What to produce:
Pull each line with the string "sysprep" from the entries.

App and web page records:
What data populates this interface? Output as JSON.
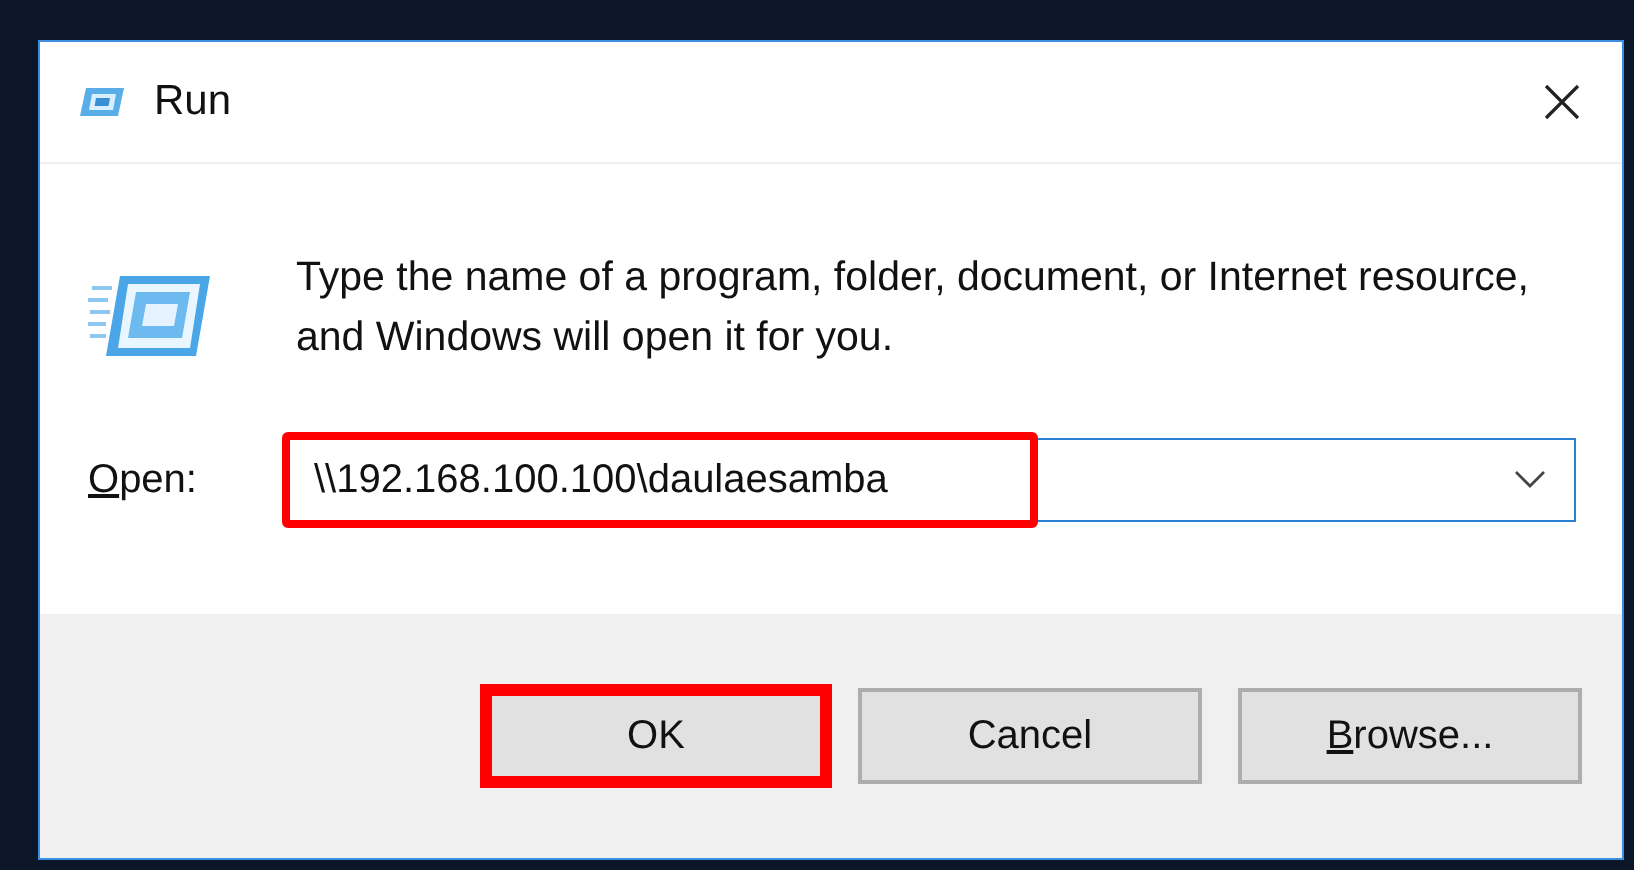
{
  "window": {
    "title": "Run"
  },
  "description": "Type the name of a program, folder, document, or Internet resource, and Windows will open it for you.",
  "open_field": {
    "label": {
      "mnemonic": "O",
      "rest": "pen:"
    },
    "value": "\\\\192.168.100.100\\daulaesamba",
    "highlighted": true
  },
  "buttons": [
    {
      "kind": "ok",
      "label": {
        "rest": "OK"
      },
      "default": true,
      "highlighted": true
    },
    {
      "kind": "cancel",
      "label": {
        "rest": "Cancel"
      },
      "default": false,
      "highlighted": false
    },
    {
      "kind": "browse",
      "label": {
        "mnemonic": "B",
        "rest": "rowse..."
      },
      "default": false,
      "highlighted": false
    }
  ]
}
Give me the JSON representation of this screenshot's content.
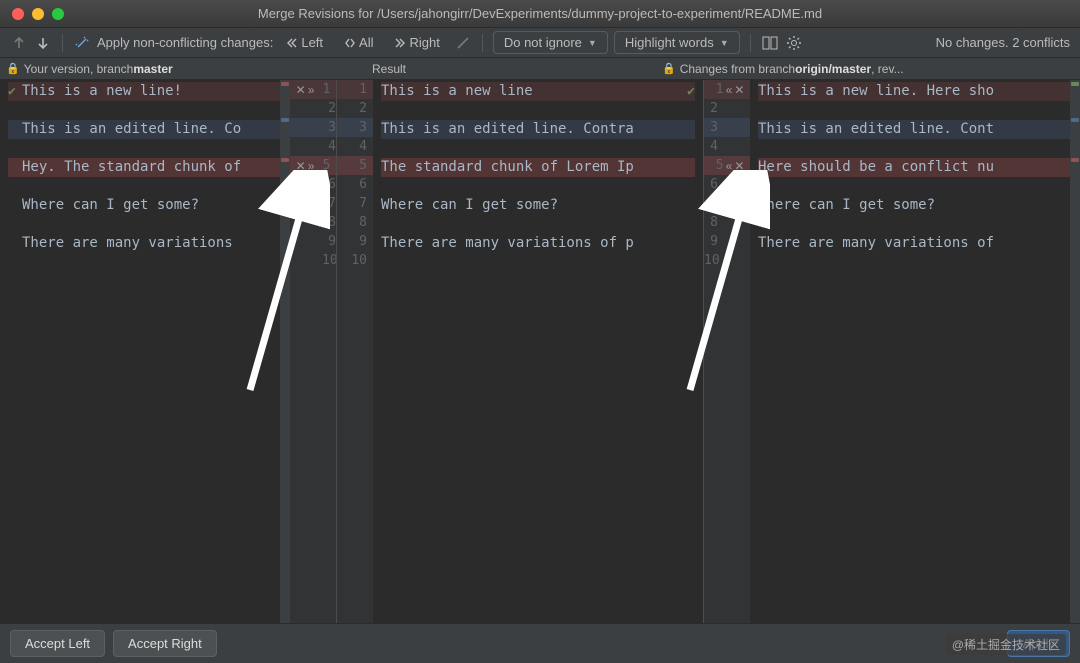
{
  "window": {
    "title": "Merge Revisions for /Users/jahongirr/DevExperiments/dummy-project-to-experiment/README.md"
  },
  "toolbar": {
    "apply_label": "Apply non-conflicting changes:",
    "left_label": "Left",
    "all_label": "All",
    "right_label": "Right",
    "dropdown_ignore": "Do not ignore",
    "dropdown_highlight": "Highlight words",
    "status": "No changes. 2 conflicts"
  },
  "headers": {
    "left_prefix": "Your version, branch ",
    "left_branch": "master",
    "center": "Result",
    "right_prefix": "Changes from branch ",
    "right_branch": "origin/master",
    "right_suffix": ", rev..."
  },
  "left_lines": [
    "This is a new line!",
    "",
    "This is an edited line. Co",
    "",
    "Hey. The standard chunk of",
    "",
    "Where can I get some?",
    "",
    "There are many variations"
  ],
  "center_lines": [
    "This is a new line",
    "",
    "This is an edited line. Contra",
    "",
    "The standard chunk of Lorem Ip",
    "",
    "Where can I get some?",
    "",
    "There are many variations of p"
  ],
  "right_lines": [
    "This is a new line. Here sho",
    "",
    "This is an edited line. Cont",
    "",
    "Here should be a conflict nu",
    "",
    "Where can I get some?",
    "",
    "There are many variations of"
  ],
  "gutter_left": [
    "1",
    "2",
    "3",
    "4",
    "5",
    "6",
    "7",
    "8",
    "9",
    "10"
  ],
  "gutter_center": [
    "1",
    "2",
    "3",
    "4",
    "5",
    "6",
    "7",
    "8",
    "9",
    "10"
  ],
  "gutter_right": [
    "1",
    "2",
    "3",
    "4",
    "5",
    "6",
    "7",
    "8",
    "9",
    "10"
  ],
  "buttons": {
    "accept_left": "Accept Left",
    "accept_right": "Accept Right",
    "apply": "Apply"
  },
  "watermark": "@稀土掘金技术社区",
  "colors": {
    "conflict": "#8f5252",
    "modified": "#4a6a8a",
    "accept": "#6a8759"
  }
}
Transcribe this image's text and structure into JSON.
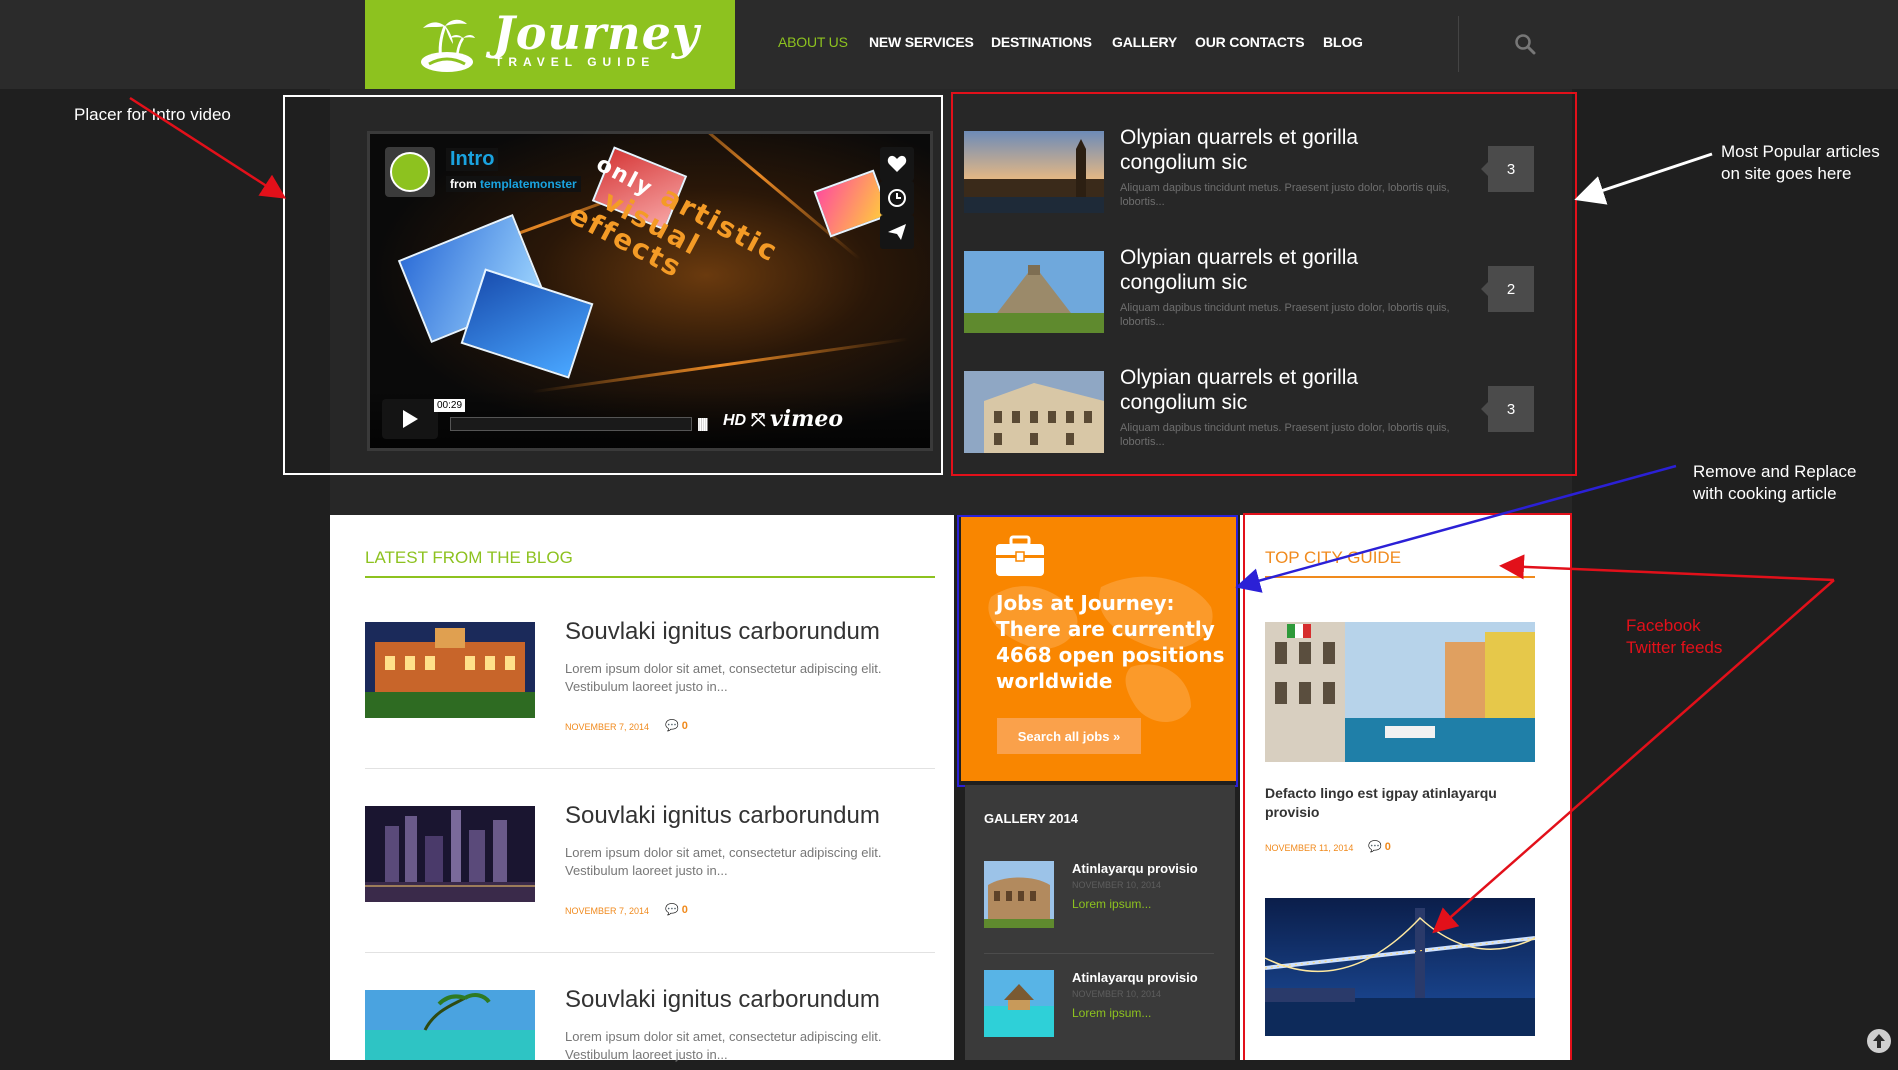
{
  "header": {
    "brand": "Journey",
    "tagline": "TRAVEL GUIDE",
    "nav": [
      "ABOUT US",
      "NEW SERVICES",
      "DESTINATIONS",
      "GALLERY",
      "OUR CONTACTS",
      "BLOG"
    ],
    "active_nav": "ABOUT US",
    "search_icon": "search-icon"
  },
  "video": {
    "title": "Intro",
    "from_label": "from",
    "author": "templatemonster",
    "overlay_words": [
      "only",
      "artistic",
      "visual",
      "effects"
    ],
    "time": "00:29",
    "hd_label": "HD",
    "vimeo_label": "vimeo",
    "icons": [
      "heart-icon",
      "clock-icon",
      "paper-plane-icon",
      "play-icon"
    ]
  },
  "popular": {
    "items": [
      {
        "title": "Olypian quarrels et gorilla congolium sic",
        "desc": "Aliquam dapibus tincidunt metus. Praesent justo dolor, lobortis quis, lobortis...",
        "count": "3"
      },
      {
        "title": "Olypian quarrels et gorilla congolium sic",
        "desc": "Aliquam dapibus tincidunt metus. Praesent justo dolor, lobortis quis, lobortis...",
        "count": "2"
      },
      {
        "title": "Olypian quarrels et gorilla congolium sic",
        "desc": "Aliquam dapibus tincidunt metus. Praesent justo dolor, lobortis quis, lobortis...",
        "count": "3"
      }
    ]
  },
  "annotations": {
    "intro_video": "Placer for Intro video",
    "popular_1": "Most Popular articles",
    "popular_2": "on site goes here",
    "replace_1": "Remove and Replace",
    "replace_2": "with cooking article",
    "feeds_1": "Facebook",
    "feeds_2": "Twitter feeds"
  },
  "blog": {
    "section_title": "LATEST FROM THE BLOG",
    "items": [
      {
        "title": "Souvlaki ignitus carborundum",
        "desc": "Lorem ipsum dolor sit amet, consectetur adipiscing elit. Vestibulum laoreet justo in...",
        "date": "NOVEMBER 7, 2014",
        "comments": "0"
      },
      {
        "title": "Souvlaki ignitus carborundum",
        "desc": "Lorem ipsum dolor sit amet, consectetur adipiscing elit. Vestibulum laoreet justo in...",
        "date": "NOVEMBER 7, 2014",
        "comments": "0"
      },
      {
        "title": "Souvlaki ignitus carborundum",
        "desc": "Lorem ipsum dolor sit amet, consectetur adipiscing elit. Vestibulum laoreet justo in...",
        "date": "",
        "comments": ""
      }
    ]
  },
  "jobs": {
    "text": "Jobs at Journey: There are currently 4668 open positions worldwide",
    "button": "Search all jobs »"
  },
  "gallery": {
    "title": "GALLERY 2014",
    "items": [
      {
        "title": "Atinlayarqu provisio",
        "date": "NOVEMBER 10, 2014",
        "link": "Lorem ipsum..."
      },
      {
        "title": "Atinlayarqu provisio",
        "date": "NOVEMBER 10, 2014",
        "link": "Lorem ipsum..."
      }
    ]
  },
  "city_guide": {
    "title": "TOP CITY GUIDE",
    "item_title": "Defacto lingo est igpay atinlayarqu provisio",
    "date": "NOVEMBER 11, 2014",
    "comments": "0"
  },
  "colors": {
    "brand_green": "#8dc21f",
    "accent_orange": "#f98600",
    "annotation_red": "#e2101a",
    "annotation_blue": "#2b20d6"
  }
}
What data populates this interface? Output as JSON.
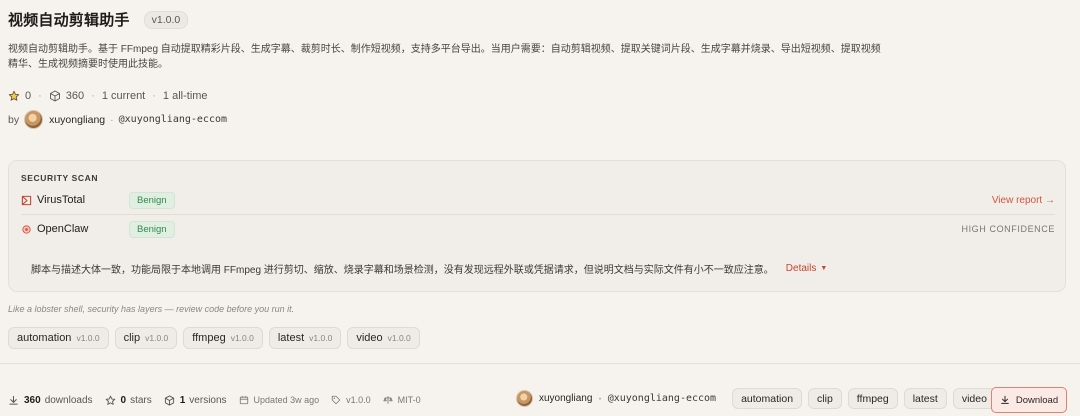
{
  "header": {
    "title": "视频自动剪辑助手",
    "version": "v1.0.0",
    "description": "视频自动剪辑助手。基于 FFmpeg 自动提取精彩片段、生成字幕、裁剪时长、制作短视频，支持多平台导出。当用户需要：自动剪辑视频、提取关键词片段、生成字幕并烧录、导出短视频、提取视频精华、生成视频摘要时使用此技能。"
  },
  "stats": {
    "stars": "0",
    "installs": "360",
    "current": "1 current",
    "all_time": "1 all-time",
    "sep": "·"
  },
  "author": {
    "by_label": "by",
    "username": "xuyongliang",
    "handle": "@xuyongliang-eccom",
    "sep": "·"
  },
  "security": {
    "label": "SECURITY SCAN",
    "virustotal": {
      "name": "VirusTotal",
      "verdict": "Benign",
      "link": "View report →",
      "icon": "virustotal-icon"
    },
    "openclaw": {
      "name": "OpenClaw",
      "verdict": "Benign",
      "confidence": "HIGH CONFIDENCE",
      "icon": "openclaw-icon"
    },
    "summary": "脚本与描述大体一致，功能局限于本地调用 FFmpeg 进行剪切、缩放、烧录字幕和场景检测，没有发现远程外联或凭据请求，但说明文档与实际文件有小不一致应注意。",
    "details_label": "Details",
    "details_caret": "▼"
  },
  "tagline": "Like a lobster shell, security has layers — review code before you run it.",
  "tags": [
    {
      "name": "automation",
      "version": "v1.0.0"
    },
    {
      "name": "clip",
      "version": "v1.0.0"
    },
    {
      "name": "ffmpeg",
      "version": "v1.0.0"
    },
    {
      "name": "latest",
      "version": "v1.0.0"
    },
    {
      "name": "video",
      "version": "v1.0.0"
    }
  ],
  "bottom": {
    "downloads_count": "360",
    "downloads_label": "downloads",
    "stars_count": "0",
    "stars_label": "stars",
    "versions_count": "1",
    "versions_label": "versions",
    "updated": "Updated 3w ago",
    "version": "v1.0.0",
    "license": "MIT-0",
    "username": "xuyongliang",
    "handle": "@xuyongliang-eccom",
    "sep": "·",
    "tags": [
      "automation",
      "clip",
      "ffmpeg",
      "latest",
      "video"
    ],
    "download_label": "Download"
  },
  "colors": {
    "accent": "#d4543e",
    "benign": "#2f8a49",
    "background": "#f6f3ef"
  }
}
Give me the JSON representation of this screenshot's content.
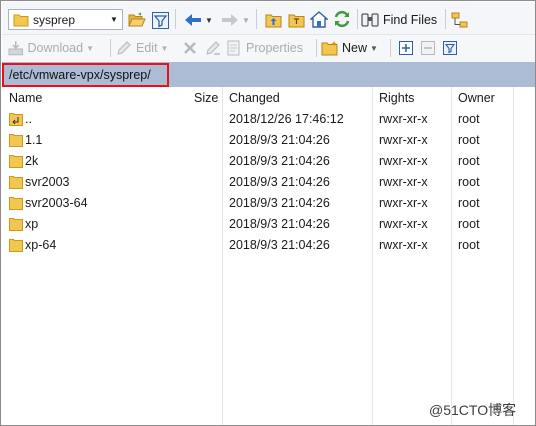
{
  "location": {
    "value": "sysprep"
  },
  "toolbar": {
    "find_files_label": "Find Files",
    "download_label": "Download",
    "edit_label": "Edit",
    "properties_label": "Properties",
    "new_label": "New"
  },
  "path": {
    "value": "/etc/vmware-vpx/sysprep/"
  },
  "columns": {
    "name": "Name",
    "size": "Size",
    "changed": "Changed",
    "rights": "Rights",
    "owner": "Owner"
  },
  "rows": [
    {
      "name": "..",
      "changed": "2018/12/26 17:46:12",
      "rights": "rwxr-xr-x",
      "owner": "root",
      "icon": "parent-directory-icon"
    },
    {
      "name": "1.1",
      "changed": "2018/9/3 21:04:26",
      "rights": "rwxr-xr-x",
      "owner": "root",
      "icon": "folder-icon"
    },
    {
      "name": "2k",
      "changed": "2018/9/3 21:04:26",
      "rights": "rwxr-xr-x",
      "owner": "root",
      "icon": "folder-icon"
    },
    {
      "name": "svr2003",
      "changed": "2018/9/3 21:04:26",
      "rights": "rwxr-xr-x",
      "owner": "root",
      "icon": "folder-icon"
    },
    {
      "name": "svr2003-64",
      "changed": "2018/9/3 21:04:26",
      "rights": "rwxr-xr-x",
      "owner": "root",
      "icon": "folder-icon"
    },
    {
      "name": "xp",
      "changed": "2018/9/3 21:04:26",
      "rights": "rwxr-xr-x",
      "owner": "root",
      "icon": "folder-icon"
    },
    {
      "name": "xp-64",
      "changed": "2018/9/3 21:04:26",
      "rights": "rwxr-xr-x",
      "owner": "root",
      "icon": "folder-icon"
    }
  ],
  "watermark": "@51CTO博客",
  "colors": {
    "path_bar": "#abbcd4",
    "highlight_border": "#e8101c",
    "folder": "#f3c64f",
    "accent_blue": "#2f6fc6",
    "accent_green": "#3f9b3a"
  }
}
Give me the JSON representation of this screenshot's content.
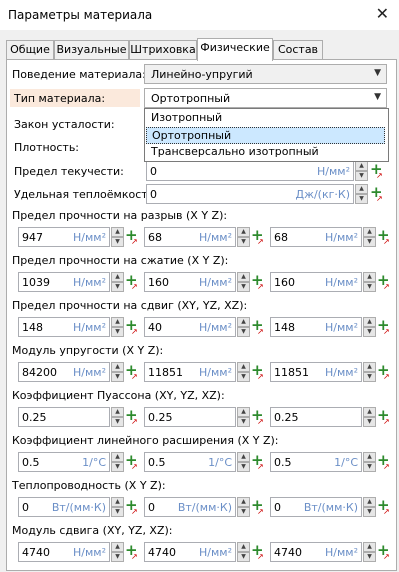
{
  "window": {
    "title": "Параметры материала"
  },
  "tabs": [
    "Общие",
    "Визуальные",
    "Штриховка",
    "Физические",
    "Состав"
  ],
  "behavior": {
    "label": "Поведение материала:",
    "value": "Линейно-упругий"
  },
  "type": {
    "label": "Тип материала:",
    "value": "Ортотропный",
    "options": [
      "Изотропный",
      "Ортотропный",
      "Трансверсально изотропный"
    ]
  },
  "fatigue": {
    "label": "Закон усталости:"
  },
  "density": {
    "label": "Плотность:"
  },
  "yield": {
    "label": "Предел текучести:",
    "value": "0",
    "unit": "Н/мм²"
  },
  "heat": {
    "label": "Удельная теплоёмкость:",
    "value": "0",
    "unit": "Дж/(кг·К)"
  },
  "groups": [
    {
      "label": "Предел прочности на разрыв (X Y Z):",
      "unit": "Н/мм²",
      "values": [
        "947",
        "68",
        "68"
      ]
    },
    {
      "label": "Предел прочности на сжатие (X Y Z):",
      "unit": "Н/мм²",
      "values": [
        "1039",
        "160",
        "160"
      ]
    },
    {
      "label": "Предел прочности на сдвиг (XY, YZ, XZ):",
      "unit": "Н/мм²",
      "values": [
        "148",
        "40",
        "148"
      ]
    },
    {
      "label": "Модуль упругости (X Y Z):",
      "unit": "Н/мм²",
      "values": [
        "84200",
        "11851",
        "11851"
      ]
    },
    {
      "label": "Коэффициент Пуассона (XY, YZ, XZ):",
      "unit": "",
      "values": [
        "0.25",
        "0.25",
        "0.25"
      ]
    },
    {
      "label": "Коэффициент линейного расширения (X Y Z):",
      "unit": "1/°C",
      "values": [
        "0.5",
        "0.5",
        "0.5"
      ]
    },
    {
      "label": "Теплопроводность (X Y Z):",
      "unit": "Вт/(мм·К)",
      "values": [
        "0",
        "0",
        "0"
      ]
    },
    {
      "label": "Модуль сдвига (XY, YZ, XZ):",
      "unit": "Н/мм²",
      "values": [
        "4740",
        "4740",
        "4740"
      ]
    }
  ]
}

Output below:
    "value": "sysprep"
    "value": "/etc/vmware-vpx/sysprep/"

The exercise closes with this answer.